More clashes in Tehran: For the first time since the suppression of post-election protests in Iran, thousands of opposition supporters hit the streets again Thursday. The demonstrators marked the 10th anniversary of student riots in Tehran. Eyewitnesses said that police officers armed with bats and using tear gas dispersed hundreds of protestors.
Later Thursday, plain-clothed security forces entered university dorms in the capital and attacked students. The assault was reported by the students' website. According to the reports, armed assailants accompanied by forces on motorcycles arrived at the Amir-Kabir University, a known anti-establishment hotbed.
Fire on Tehran's streets (Photo: AP)
The attackers reportedly assaulted students and guards at the dorms, destroyed equipment, and damaged buildings at the site, while using tear gas.
During the earlier protests in Tehran, demonstrators were reportedly chanting "Death to the Dictator," while police helicopters were keeping an eye on them from the air.

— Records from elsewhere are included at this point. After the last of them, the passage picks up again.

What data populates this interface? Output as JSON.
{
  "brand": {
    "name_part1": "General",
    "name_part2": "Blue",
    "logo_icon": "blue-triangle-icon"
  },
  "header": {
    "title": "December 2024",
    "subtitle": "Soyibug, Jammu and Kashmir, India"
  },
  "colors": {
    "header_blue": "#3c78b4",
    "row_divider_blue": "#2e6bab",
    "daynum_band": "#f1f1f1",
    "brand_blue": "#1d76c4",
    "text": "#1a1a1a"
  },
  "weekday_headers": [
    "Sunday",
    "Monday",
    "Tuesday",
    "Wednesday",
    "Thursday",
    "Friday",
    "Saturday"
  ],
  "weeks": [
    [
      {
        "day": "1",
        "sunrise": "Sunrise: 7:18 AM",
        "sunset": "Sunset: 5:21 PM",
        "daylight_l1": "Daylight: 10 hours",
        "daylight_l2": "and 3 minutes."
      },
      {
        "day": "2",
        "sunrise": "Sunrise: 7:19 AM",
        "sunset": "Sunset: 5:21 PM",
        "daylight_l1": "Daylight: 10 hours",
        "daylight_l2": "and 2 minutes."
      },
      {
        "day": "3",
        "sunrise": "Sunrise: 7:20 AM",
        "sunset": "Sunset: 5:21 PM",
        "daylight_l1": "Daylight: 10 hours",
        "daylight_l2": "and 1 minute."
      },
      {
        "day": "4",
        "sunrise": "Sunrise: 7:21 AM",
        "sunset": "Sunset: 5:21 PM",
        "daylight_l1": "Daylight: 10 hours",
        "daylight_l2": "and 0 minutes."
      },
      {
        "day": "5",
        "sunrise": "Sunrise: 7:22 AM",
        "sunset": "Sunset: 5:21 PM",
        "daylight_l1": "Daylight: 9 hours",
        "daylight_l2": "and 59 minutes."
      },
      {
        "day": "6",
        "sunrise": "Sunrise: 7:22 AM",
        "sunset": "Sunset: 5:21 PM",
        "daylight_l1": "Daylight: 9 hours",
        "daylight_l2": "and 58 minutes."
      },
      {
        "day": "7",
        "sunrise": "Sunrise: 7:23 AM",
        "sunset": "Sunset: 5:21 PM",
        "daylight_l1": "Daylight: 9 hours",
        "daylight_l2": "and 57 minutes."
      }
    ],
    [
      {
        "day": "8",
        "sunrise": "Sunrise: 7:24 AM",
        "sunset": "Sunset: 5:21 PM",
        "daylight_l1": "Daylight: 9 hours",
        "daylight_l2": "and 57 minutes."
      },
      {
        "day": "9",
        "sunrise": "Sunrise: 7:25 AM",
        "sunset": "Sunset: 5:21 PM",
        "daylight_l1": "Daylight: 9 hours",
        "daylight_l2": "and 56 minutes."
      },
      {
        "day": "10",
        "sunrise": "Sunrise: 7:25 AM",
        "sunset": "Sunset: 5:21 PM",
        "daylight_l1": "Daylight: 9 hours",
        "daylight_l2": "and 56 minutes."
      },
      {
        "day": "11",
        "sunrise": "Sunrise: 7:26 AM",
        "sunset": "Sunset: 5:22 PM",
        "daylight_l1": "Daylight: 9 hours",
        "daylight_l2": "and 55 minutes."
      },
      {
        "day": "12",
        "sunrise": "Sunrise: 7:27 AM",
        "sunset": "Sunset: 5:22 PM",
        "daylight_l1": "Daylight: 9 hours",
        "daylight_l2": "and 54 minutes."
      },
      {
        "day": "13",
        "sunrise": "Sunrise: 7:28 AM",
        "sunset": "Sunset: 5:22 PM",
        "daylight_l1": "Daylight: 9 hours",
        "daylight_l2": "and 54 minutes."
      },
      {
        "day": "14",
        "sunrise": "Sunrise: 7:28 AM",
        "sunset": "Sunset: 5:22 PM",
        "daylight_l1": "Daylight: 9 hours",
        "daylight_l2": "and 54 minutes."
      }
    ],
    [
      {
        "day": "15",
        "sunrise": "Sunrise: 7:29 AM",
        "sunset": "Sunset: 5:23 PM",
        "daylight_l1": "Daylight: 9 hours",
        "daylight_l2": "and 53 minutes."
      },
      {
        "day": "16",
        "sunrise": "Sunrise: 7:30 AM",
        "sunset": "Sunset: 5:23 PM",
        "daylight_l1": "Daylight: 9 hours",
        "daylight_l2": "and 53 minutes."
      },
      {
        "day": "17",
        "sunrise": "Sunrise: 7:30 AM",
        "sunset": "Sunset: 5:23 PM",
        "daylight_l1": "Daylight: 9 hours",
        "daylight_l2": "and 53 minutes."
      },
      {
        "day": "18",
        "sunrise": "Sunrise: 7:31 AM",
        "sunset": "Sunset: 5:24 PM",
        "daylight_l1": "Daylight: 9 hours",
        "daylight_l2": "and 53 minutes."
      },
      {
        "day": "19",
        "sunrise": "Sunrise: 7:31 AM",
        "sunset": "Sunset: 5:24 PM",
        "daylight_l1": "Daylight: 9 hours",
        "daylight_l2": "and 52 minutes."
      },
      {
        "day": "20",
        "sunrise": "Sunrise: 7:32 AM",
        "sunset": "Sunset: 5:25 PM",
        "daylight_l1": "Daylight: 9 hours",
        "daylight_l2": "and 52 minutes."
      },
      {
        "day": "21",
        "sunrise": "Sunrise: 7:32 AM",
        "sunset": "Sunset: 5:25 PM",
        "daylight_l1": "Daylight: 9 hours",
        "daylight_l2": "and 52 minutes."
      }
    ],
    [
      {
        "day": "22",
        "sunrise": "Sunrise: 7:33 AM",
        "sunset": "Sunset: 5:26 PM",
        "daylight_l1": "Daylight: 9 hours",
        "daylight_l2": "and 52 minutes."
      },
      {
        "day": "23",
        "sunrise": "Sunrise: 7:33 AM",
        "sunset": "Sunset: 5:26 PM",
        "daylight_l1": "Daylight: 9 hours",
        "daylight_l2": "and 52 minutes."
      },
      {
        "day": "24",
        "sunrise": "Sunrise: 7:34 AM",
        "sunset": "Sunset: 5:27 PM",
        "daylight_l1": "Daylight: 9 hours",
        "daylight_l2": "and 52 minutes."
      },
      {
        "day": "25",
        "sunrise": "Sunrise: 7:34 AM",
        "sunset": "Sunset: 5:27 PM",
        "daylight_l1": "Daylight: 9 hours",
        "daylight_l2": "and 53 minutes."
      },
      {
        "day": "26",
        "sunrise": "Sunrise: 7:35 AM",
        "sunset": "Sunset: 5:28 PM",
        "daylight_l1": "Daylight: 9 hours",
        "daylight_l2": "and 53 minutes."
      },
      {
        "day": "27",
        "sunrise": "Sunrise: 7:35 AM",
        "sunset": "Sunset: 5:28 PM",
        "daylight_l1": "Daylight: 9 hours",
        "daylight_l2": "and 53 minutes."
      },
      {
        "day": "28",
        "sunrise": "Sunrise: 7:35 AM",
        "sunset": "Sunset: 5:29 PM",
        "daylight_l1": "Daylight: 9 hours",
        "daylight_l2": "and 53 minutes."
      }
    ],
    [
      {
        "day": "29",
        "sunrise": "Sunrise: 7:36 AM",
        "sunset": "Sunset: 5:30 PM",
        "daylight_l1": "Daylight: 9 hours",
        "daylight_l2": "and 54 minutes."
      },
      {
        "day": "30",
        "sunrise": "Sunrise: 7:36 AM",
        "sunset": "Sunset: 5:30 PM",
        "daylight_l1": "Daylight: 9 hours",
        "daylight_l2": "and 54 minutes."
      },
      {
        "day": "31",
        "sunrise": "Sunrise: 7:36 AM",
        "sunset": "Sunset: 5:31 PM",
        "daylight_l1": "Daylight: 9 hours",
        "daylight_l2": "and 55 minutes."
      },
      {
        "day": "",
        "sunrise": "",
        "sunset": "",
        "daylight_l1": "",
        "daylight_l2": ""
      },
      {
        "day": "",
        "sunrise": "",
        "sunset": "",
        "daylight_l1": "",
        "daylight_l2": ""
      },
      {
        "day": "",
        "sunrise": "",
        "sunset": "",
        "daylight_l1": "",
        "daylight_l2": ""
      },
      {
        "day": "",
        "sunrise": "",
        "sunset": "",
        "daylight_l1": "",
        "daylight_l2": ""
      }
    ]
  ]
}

"They were about 250 people who shouted in favour of (defeated presidential candidate Mirhossein) Mousavi and made the victory sign. Police dispersed them," a witness who asked not to be named told Reuters.
Forces use tear gas (Photo: AP)
According to later reports, security forces directed live fire at demonstrators. An eyewitness told the New York Times website that a woman with a blood-soaked jacket was seen running away from a protest scene. According to a report by an exiled Iranian blogger considered credible, at least three people sustained gunshot wounds in the rallies.
Iran police Chief Esmail Ahmadi-Moghaddam said on Wednesday the force had received no requests for any gatherings on Thursday to mark the student unrest in 1999, sparked by the Tehran University dormitory attack.
On Wednesday, supporters of opposition leader Mousavi were urged – on Facebook - to renew the protests. According to unofficial reports, protestors gathered at several sites across the Iranian capital and hundreds embarked on a march.
Ahead of the protest, authorities reportedly disconnected the cellular network in Tehran, so demonstrators have no way of calling each other or sending text messages.
Reuters contributed to the report